The Millenium

Verse number five: “‘For I,’ declares the LORD, ‘will be a wall of fire around her, and I will be the glory in her midst.'” Well, sounds to me like we’re reading about sometime in the future. When God says, “I’ll be a wall of fire.” Well, that depends on how literal you take that. And He says, “I’ll be the glory in her midst.”

Well, we know there’s a time coming in the future when Jesus will rule and reign from Jerusalem. Right? It’s often called the Millennium. The 1,000-year reign of Christ. And there’s debates on that of course, but there’s coming a time where there’s going to be a new Jerusalem. I bet there’s a wall around that one. And John in Revelations even gives us the details of that wall. So, keep reading.
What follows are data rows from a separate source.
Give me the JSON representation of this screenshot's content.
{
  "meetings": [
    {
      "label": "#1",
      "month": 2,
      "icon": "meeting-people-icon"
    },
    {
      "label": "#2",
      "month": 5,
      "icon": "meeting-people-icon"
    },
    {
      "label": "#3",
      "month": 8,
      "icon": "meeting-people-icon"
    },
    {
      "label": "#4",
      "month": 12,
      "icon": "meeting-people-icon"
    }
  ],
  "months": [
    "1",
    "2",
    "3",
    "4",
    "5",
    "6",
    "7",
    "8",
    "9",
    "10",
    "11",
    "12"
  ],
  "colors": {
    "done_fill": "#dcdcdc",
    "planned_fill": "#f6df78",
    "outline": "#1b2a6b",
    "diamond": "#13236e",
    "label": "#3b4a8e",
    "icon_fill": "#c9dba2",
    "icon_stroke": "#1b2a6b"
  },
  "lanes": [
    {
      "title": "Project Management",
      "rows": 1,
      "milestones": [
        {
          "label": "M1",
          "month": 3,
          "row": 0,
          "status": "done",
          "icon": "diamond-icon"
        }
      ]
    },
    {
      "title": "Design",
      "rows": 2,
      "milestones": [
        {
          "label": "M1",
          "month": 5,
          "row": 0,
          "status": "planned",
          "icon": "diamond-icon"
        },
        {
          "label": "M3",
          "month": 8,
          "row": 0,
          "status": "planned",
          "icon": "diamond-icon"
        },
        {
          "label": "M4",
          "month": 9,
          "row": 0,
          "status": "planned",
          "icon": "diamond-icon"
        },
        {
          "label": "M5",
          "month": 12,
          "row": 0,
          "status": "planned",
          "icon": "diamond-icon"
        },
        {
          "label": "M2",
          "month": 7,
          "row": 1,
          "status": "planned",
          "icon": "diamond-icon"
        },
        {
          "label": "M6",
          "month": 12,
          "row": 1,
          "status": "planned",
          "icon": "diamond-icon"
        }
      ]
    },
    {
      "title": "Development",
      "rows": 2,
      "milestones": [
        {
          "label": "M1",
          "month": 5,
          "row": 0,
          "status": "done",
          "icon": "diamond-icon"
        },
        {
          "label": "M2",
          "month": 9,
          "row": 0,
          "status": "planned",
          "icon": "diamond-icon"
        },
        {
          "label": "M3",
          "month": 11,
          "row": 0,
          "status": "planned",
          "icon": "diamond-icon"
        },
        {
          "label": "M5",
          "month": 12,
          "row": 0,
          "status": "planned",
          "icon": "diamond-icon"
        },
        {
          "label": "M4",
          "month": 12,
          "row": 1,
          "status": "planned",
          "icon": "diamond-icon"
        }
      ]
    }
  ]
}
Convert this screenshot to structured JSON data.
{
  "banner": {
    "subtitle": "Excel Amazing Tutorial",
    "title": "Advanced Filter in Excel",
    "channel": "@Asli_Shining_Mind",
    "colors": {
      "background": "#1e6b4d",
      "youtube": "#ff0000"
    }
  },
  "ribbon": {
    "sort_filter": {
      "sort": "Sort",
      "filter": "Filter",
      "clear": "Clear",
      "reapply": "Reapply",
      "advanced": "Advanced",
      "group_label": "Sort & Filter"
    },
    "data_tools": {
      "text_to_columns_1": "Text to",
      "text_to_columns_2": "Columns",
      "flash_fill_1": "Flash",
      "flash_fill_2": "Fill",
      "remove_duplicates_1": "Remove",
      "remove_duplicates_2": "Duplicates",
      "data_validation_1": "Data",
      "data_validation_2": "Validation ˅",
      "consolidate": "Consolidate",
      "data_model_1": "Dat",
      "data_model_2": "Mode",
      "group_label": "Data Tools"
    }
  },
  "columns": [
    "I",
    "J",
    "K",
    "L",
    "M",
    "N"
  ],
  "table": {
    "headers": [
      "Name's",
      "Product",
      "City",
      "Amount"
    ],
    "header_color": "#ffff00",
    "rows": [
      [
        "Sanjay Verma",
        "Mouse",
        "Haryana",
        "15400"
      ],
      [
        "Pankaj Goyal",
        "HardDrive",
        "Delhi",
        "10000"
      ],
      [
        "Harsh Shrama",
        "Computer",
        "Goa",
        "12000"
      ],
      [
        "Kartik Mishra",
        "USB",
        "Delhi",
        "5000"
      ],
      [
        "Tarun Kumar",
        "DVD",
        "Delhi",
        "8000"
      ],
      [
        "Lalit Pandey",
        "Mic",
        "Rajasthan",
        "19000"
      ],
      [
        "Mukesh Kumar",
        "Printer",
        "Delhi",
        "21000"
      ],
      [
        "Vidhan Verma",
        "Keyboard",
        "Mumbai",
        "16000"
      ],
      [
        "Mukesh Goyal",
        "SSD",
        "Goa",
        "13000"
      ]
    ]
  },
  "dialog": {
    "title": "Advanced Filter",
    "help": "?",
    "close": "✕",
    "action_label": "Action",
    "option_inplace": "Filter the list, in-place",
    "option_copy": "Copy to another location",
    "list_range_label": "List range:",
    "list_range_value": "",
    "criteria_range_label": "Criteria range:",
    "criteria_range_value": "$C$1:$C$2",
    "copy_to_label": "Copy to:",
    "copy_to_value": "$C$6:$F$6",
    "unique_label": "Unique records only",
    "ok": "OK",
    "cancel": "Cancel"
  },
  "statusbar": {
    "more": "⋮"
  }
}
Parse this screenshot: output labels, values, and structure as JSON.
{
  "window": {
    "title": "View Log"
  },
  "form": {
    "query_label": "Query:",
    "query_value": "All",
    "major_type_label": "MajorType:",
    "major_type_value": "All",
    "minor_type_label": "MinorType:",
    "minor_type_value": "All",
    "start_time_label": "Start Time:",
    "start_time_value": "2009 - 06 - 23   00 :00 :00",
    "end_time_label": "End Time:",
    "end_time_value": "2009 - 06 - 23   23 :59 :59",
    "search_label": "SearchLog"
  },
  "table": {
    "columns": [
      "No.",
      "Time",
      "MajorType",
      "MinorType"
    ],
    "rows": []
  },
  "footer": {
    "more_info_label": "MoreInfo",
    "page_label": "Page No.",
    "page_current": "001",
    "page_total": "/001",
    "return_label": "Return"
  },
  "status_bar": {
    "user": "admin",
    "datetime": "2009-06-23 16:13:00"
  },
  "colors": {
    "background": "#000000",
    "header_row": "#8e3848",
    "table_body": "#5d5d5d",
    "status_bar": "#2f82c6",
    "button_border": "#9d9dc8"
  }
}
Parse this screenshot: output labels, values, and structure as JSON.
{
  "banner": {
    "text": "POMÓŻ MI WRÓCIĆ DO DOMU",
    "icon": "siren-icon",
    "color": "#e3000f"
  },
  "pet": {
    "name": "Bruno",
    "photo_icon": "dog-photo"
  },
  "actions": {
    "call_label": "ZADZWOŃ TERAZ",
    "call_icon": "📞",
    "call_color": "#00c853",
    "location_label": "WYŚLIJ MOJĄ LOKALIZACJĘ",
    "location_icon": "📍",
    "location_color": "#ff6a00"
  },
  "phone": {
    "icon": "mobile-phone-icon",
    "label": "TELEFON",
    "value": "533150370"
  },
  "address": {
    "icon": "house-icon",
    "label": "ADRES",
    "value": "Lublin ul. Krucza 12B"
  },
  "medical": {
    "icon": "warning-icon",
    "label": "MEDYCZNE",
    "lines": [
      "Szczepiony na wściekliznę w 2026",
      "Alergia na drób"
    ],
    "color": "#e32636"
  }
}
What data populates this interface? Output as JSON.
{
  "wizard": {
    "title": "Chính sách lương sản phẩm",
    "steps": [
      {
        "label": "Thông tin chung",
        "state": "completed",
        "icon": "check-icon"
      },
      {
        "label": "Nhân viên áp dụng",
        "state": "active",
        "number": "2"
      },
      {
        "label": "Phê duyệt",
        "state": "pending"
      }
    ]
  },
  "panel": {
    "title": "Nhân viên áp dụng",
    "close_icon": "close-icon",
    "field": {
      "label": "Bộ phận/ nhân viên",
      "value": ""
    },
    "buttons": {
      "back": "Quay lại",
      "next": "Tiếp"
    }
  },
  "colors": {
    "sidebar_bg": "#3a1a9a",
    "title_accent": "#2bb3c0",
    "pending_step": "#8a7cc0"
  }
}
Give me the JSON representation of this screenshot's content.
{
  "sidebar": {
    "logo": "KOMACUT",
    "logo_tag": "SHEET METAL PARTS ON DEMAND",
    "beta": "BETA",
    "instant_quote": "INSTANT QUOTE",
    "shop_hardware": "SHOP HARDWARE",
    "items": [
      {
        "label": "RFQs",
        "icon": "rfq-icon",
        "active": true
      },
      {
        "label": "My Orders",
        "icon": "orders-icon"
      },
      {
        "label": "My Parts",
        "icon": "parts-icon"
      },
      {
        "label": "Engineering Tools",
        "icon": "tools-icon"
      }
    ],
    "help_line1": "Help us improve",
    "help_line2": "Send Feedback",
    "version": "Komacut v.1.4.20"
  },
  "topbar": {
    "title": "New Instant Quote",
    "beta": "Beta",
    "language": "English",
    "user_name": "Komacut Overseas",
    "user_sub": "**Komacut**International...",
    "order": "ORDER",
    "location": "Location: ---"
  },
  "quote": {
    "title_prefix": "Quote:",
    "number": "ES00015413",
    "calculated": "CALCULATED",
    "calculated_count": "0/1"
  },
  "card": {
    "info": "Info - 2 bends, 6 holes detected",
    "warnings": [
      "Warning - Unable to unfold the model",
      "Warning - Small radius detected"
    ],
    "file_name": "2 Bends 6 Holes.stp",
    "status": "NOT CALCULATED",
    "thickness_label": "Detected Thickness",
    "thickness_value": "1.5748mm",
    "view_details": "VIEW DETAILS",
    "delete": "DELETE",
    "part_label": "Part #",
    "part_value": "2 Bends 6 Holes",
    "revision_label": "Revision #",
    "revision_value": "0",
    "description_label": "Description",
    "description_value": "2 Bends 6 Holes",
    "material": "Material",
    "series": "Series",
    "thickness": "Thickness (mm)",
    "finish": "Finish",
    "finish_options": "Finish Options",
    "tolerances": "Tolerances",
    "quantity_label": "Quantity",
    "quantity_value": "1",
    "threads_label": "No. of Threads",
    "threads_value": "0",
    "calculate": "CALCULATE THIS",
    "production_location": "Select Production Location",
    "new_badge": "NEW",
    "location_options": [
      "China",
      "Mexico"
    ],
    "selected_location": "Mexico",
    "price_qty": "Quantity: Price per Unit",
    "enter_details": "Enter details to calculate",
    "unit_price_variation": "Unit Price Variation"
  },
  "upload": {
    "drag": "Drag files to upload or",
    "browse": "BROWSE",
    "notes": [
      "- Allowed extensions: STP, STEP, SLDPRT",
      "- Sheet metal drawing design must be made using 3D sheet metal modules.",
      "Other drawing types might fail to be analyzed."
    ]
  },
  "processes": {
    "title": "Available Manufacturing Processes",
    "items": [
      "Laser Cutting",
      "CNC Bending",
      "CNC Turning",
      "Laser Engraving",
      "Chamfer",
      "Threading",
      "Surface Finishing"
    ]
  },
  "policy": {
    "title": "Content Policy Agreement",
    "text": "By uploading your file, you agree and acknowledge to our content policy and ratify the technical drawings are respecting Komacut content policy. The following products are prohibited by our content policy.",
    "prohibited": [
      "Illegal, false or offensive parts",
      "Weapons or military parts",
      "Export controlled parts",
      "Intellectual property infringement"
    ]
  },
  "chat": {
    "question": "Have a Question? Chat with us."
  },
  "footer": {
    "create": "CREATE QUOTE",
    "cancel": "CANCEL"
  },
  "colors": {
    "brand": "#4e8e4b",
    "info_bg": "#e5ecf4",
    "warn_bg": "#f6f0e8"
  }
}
A Prophecy Not Yet Fulfilled

Zechariah 6:2: “‘Ho there! Flee from the land of the north,’ declares the LORD, ‘for I have dispersed you as the four winds of the heavens,’ declares the LORD. Ho, Zion! Escape, you who are living with the daughter of Babylon. For thus says the LORD of hosts, ‘After glory he has sent me against the nations which plunder you, for he who touches you, touches the apple of His eye.’

Well, that’s not a general statement that’s all-encompassing for all of Israel’s history, is it? No. It’s talking about that time obviously yet to occur in the future when the Lord will dwell in the midst of Jerusalem. And He himself will be a wall of fire around her, because there won’t be any wall.

Zachariah 2:9: “‘For behold, I will wave My hand over them so that they will be plunder for their slaves. Then you will know that the LORD of hosts has sent Me. Sing for joy and be glad, O daughter of Zion; for behold I am coming and I will dwell in your midst,’ declares the LORD.”

What Zechariah Is Really Referring To

So, clearly if we read Zechariah chapter 2:8 within its context, there’s no debating the fact that when God says, “You’re the apple of My eye,” He’s not talking about any other time than that time when He’s dwelling in their midst and He’s the fire around them, and His glory is the fire around them, and there is no wall around Jerusalem, and many nations join themselves to the Lord in that day.


I submit to you that hasn’t happened yet.

The Danger of Reading Random Verses Out of Context

And if you’re going to just take a random verse and say, “Well this is how God always feels about the nation of Israel,” why don’t you pick another verse?

Why don’t you pick Psalm 78:59? “When God heard, He was filled with wrath and greatly abhorred Israel.”

Well, it’d be just as foolish to take that verse and say, “Well, that applies to Israel for all history and right up to this present moment,” as it does to take Zachariah 2:8 where God says, “You’re the apple of My eye,” And say, “That applies for all time.”

Will God Have to Curse Himself?

What about that verse when God says in Numbers, “Blessed is everyone who blesses you, and cursed is everyone who curses you”? Well, then I guess God is cursed because He cursed them. He cursed Israel himself, for a time.

Listen to Malachi 2:2, “If you do not listen, and if you do not take it to heart to give honor to My name,” says the LORD of hosts, “then I will send the curse upon you and I will curse your blessings; and indeed, I have cursed them already, because you are not taking it to heart.”

So, what about that? How’s that fit into the theology that “Everyone who blesses you God will bless, and whoever curses you God will curse?” Well, that must mean that God’s cursing Himself, because in Malachi 2:2 he said, “I’ve already cursed you.”

The Blessings Are Found in Jesus Christ

See, so let’s not be so silly as to just take a few verses out of their context and try to come up with a theology. Yes, God loves Israel. Yes, God loves the Jewish people. Yes, but all the blessings that He has in store for anybody come through Jesus Christ. And you’ll only get Jesus by repenting of your sins and believing in Him.

All right. Out of time once again. Thank you so much for joining me today. God bless you.